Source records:
★ ★ ★ ★ ★

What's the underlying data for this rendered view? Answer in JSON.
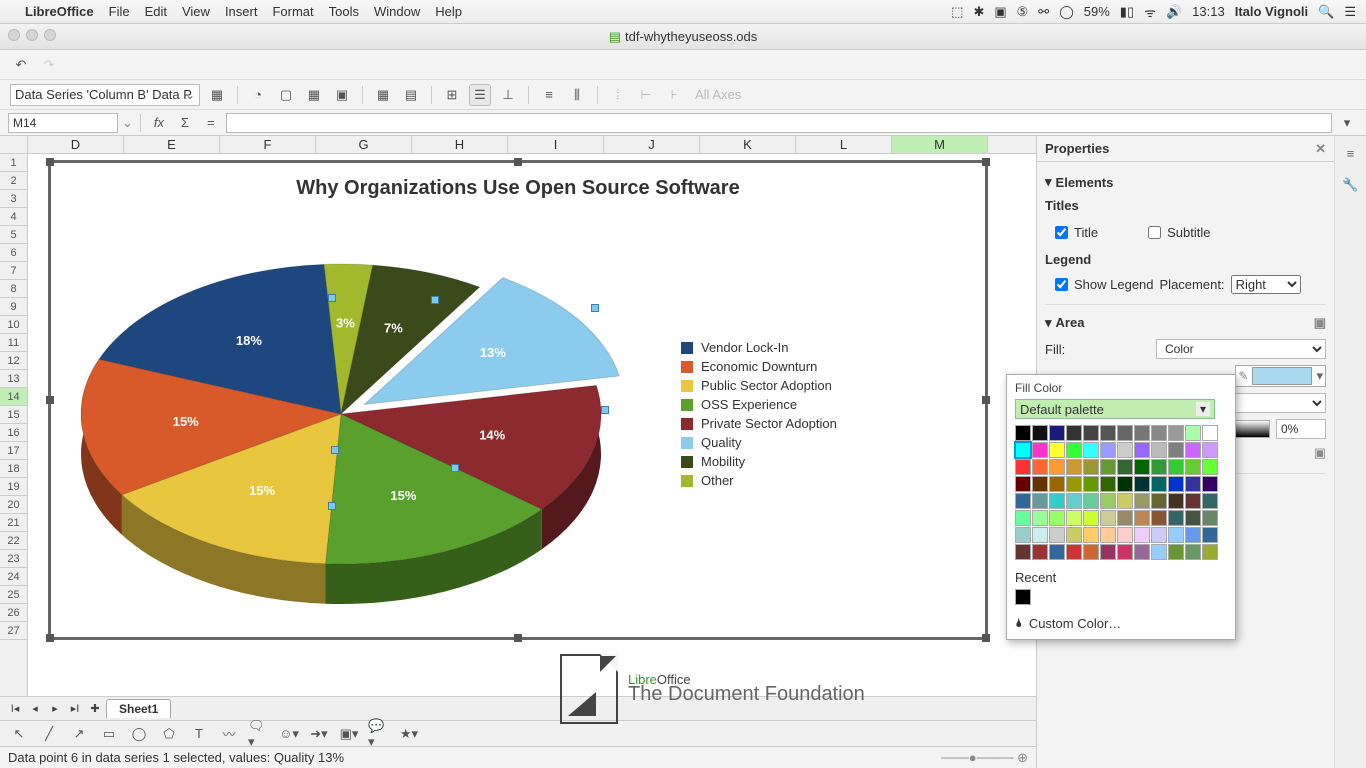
{
  "mac_menu": {
    "app": "LibreOffice",
    "items": [
      "File",
      "Edit",
      "View",
      "Insert",
      "Format",
      "Tools",
      "Window",
      "Help"
    ],
    "battery": "59%",
    "clock": "13:13",
    "user": "Italo Vignoli"
  },
  "window": {
    "title": "tdf-whytheyuseoss.ods"
  },
  "toolbar": {
    "series_combo": "Data Series 'Column B' Data P",
    "axes_label": "All Axes"
  },
  "cellref": {
    "cell": "M14"
  },
  "columns": [
    "D",
    "E",
    "F",
    "G",
    "H",
    "I",
    "J",
    "K",
    "L",
    "M"
  ],
  "active_col": "M",
  "rows_count": 27,
  "active_row": 14,
  "sidebar": {
    "header": "Properties",
    "elements": "Elements",
    "titles": "Titles",
    "title_cb": "Title",
    "subtitle_cb": "Subtitle",
    "legend": "Legend",
    "show_legend_cb": "Show Legend",
    "placement_lbl": "Placement:",
    "placement_val": "Right",
    "area": "Area",
    "fill_lbl": "Fill:",
    "fill_mode": "Color",
    "transparency_val": "0%"
  },
  "popup": {
    "header": "Fill Color",
    "palette": "Default palette",
    "recent": "Recent",
    "custom": "Custom Color…"
  },
  "tabs": {
    "sheet": "Sheet1"
  },
  "status": "Data point 6 in data series 1 selected, values: Quality 13%",
  "logo": {
    "name": "LibreOffice",
    "sub": "The Document Foundation"
  },
  "chart_data": {
    "type": "pie",
    "title": "Why Organizations Use Open Source Software",
    "categories": [
      "Vendor Lock-In",
      "Economic Downturn",
      "Public Sector Adoption",
      "OSS Experience",
      "Private Sector Adoption",
      "Quality",
      "Mobility",
      "Other"
    ],
    "values": [
      18,
      15,
      15,
      15,
      14,
      13,
      7,
      3
    ],
    "labels": [
      "18%",
      "15%",
      "15%",
      "15%",
      "14%",
      "13%",
      "7%",
      "3%"
    ],
    "colors": [
      "#1f477f",
      "#d85a2b",
      "#e8c73e",
      "#5aa02c",
      "#8c2a2f",
      "#8bccee",
      "#3a4a1a",
      "#a2b92e"
    ],
    "selected_index": 5
  },
  "palette_colors": [
    "#000000",
    "#111111",
    "#1a1a7a",
    "#333333",
    "#444444",
    "#555555",
    "#666666",
    "#777777",
    "#888888",
    "#999999",
    "#aaffaa",
    "#ffffff",
    "#00ffff",
    "#ff33cc",
    "#ffff33",
    "#33ff33",
    "#33ffff",
    "#9999ff",
    "#cccccc",
    "#9966ff",
    "#bbbbbb",
    "#808080",
    "#cc66ff",
    "#cc99ff",
    "#ff3333",
    "#ff6633",
    "#ff9933",
    "#cc9933",
    "#999933",
    "#669933",
    "#336633",
    "#006600",
    "#339933",
    "#33cc33",
    "#66cc33",
    "#66ff33",
    "#660000",
    "#663300",
    "#996600",
    "#999900",
    "#669900",
    "#336600",
    "#003300",
    "#003333",
    "#006666",
    "#0033cc",
    "#333399",
    "#330066",
    "#336699",
    "#669999",
    "#33cccc",
    "#66cccc",
    "#66cc99",
    "#99cc66",
    "#cccc66",
    "#999966",
    "#666633",
    "#443322",
    "#663333",
    "#336666",
    "#66ff99",
    "#99ff99",
    "#99ff66",
    "#ccff66",
    "#ccff33",
    "#cccc99",
    "#998866",
    "#bb8855",
    "#885533",
    "#336666",
    "#445544",
    "#668866",
    "#99cccc",
    "#cceeee",
    "#cccccc",
    "#cccc66",
    "#ffcc66",
    "#ffcc99",
    "#ffcccc",
    "#eeccff",
    "#ccccff",
    "#99ccff",
    "#6699ee",
    "#336699",
    "#663333",
    "#993333",
    "#336699",
    "#cc3333",
    "#cc6633",
    "#993366",
    "#cc3366",
    "#996699",
    "#99ccff",
    "#669933",
    "#669966",
    "#99aa33"
  ]
}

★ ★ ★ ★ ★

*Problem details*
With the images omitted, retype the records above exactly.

*Exercise solution*
What's the underlying data for this rendered view? Answer in JSON.
{
  "mac_menu": {
    "app": "LibreOffice",
    "items": [
      "File",
      "Edit",
      "View",
      "Insert",
      "Format",
      "Tools",
      "Window",
      "Help"
    ],
    "battery": "59%",
    "clock": "13:13",
    "user": "Italo Vignoli"
  },
  "window": {
    "title": "tdf-whytheyuseoss.ods"
  },
  "toolbar": {
    "series_combo": "Data Series 'Column B' Data P",
    "axes_label": "All Axes"
  },
  "cellref": {
    "cell": "M14"
  },
  "columns": [
    "D",
    "E",
    "F",
    "G",
    "H",
    "I",
    "J",
    "K",
    "L",
    "M"
  ],
  "active_col": "M",
  "rows_count": 27,
  "active_row": 14,
  "sidebar": {
    "header": "Properties",
    "elements": "Elements",
    "titles": "Titles",
    "title_cb": "Title",
    "subtitle_cb": "Subtitle",
    "legend": "Legend",
    "show_legend_cb": "Show Legend",
    "placement_lbl": "Placement:",
    "placement_val": "Right",
    "area": "Area",
    "fill_lbl": "Fill:",
    "fill_mode": "Color",
    "transparency_val": "0%"
  },
  "popup": {
    "header": "Fill Color",
    "palette": "Default palette",
    "recent": "Recent",
    "custom": "Custom Color…"
  },
  "tabs": {
    "sheet": "Sheet1"
  },
  "status": "Data point 6 in data series 1 selected, values: Quality 13%",
  "logo": {
    "name": "LibreOffice",
    "sub": "The Document Foundation"
  },
  "chart_data": {
    "type": "pie",
    "title": "Why Organizations Use Open Source Software",
    "categories": [
      "Vendor Lock-In",
      "Economic Downturn",
      "Public Sector Adoption",
      "OSS Experience",
      "Private Sector Adoption",
      "Quality",
      "Mobility",
      "Other"
    ],
    "values": [
      18,
      15,
      15,
      15,
      14,
      13,
      7,
      3
    ],
    "labels": [
      "18%",
      "15%",
      "15%",
      "15%",
      "14%",
      "13%",
      "7%",
      "3%"
    ],
    "colors": [
      "#1f477f",
      "#d85a2b",
      "#e8c73e",
      "#5aa02c",
      "#8c2a2f",
      "#8bccee",
      "#3a4a1a",
      "#a2b92e"
    ],
    "selected_index": 5
  },
  "palette_colors": [
    "#000000",
    "#111111",
    "#1a1a7a",
    "#333333",
    "#444444",
    "#555555",
    "#666666",
    "#777777",
    "#888888",
    "#999999",
    "#aaffaa",
    "#ffffff",
    "#00ffff",
    "#ff33cc",
    "#ffff33",
    "#33ff33",
    "#33ffff",
    "#9999ff",
    "#cccccc",
    "#9966ff",
    "#bbbbbb",
    "#808080",
    "#cc66ff",
    "#cc99ff",
    "#ff3333",
    "#ff6633",
    "#ff9933",
    "#cc9933",
    "#999933",
    "#669933",
    "#336633",
    "#006600",
    "#339933",
    "#33cc33",
    "#66cc33",
    "#66ff33",
    "#660000",
    "#663300",
    "#996600",
    "#999900",
    "#669900",
    "#336600",
    "#003300",
    "#003333",
    "#006666",
    "#0033cc",
    "#333399",
    "#330066",
    "#336699",
    "#669999",
    "#33cccc",
    "#66cccc",
    "#66cc99",
    "#99cc66",
    "#cccc66",
    "#999966",
    "#666633",
    "#443322",
    "#663333",
    "#336666",
    "#66ff99",
    "#99ff99",
    "#99ff66",
    "#ccff66",
    "#ccff33",
    "#cccc99",
    "#998866",
    "#bb8855",
    "#885533",
    "#336666",
    "#445544",
    "#668866",
    "#99cccc",
    "#cceeee",
    "#cccccc",
    "#cccc66",
    "#ffcc66",
    "#ffcc99",
    "#ffcccc",
    "#eeccff",
    "#ccccff",
    "#99ccff",
    "#6699ee",
    "#336699",
    "#663333",
    "#993333",
    "#336699",
    "#cc3333",
    "#cc6633",
    "#993366",
    "#cc3366",
    "#996699",
    "#99ccff",
    "#669933",
    "#669966",
    "#99aa33"
  ]
}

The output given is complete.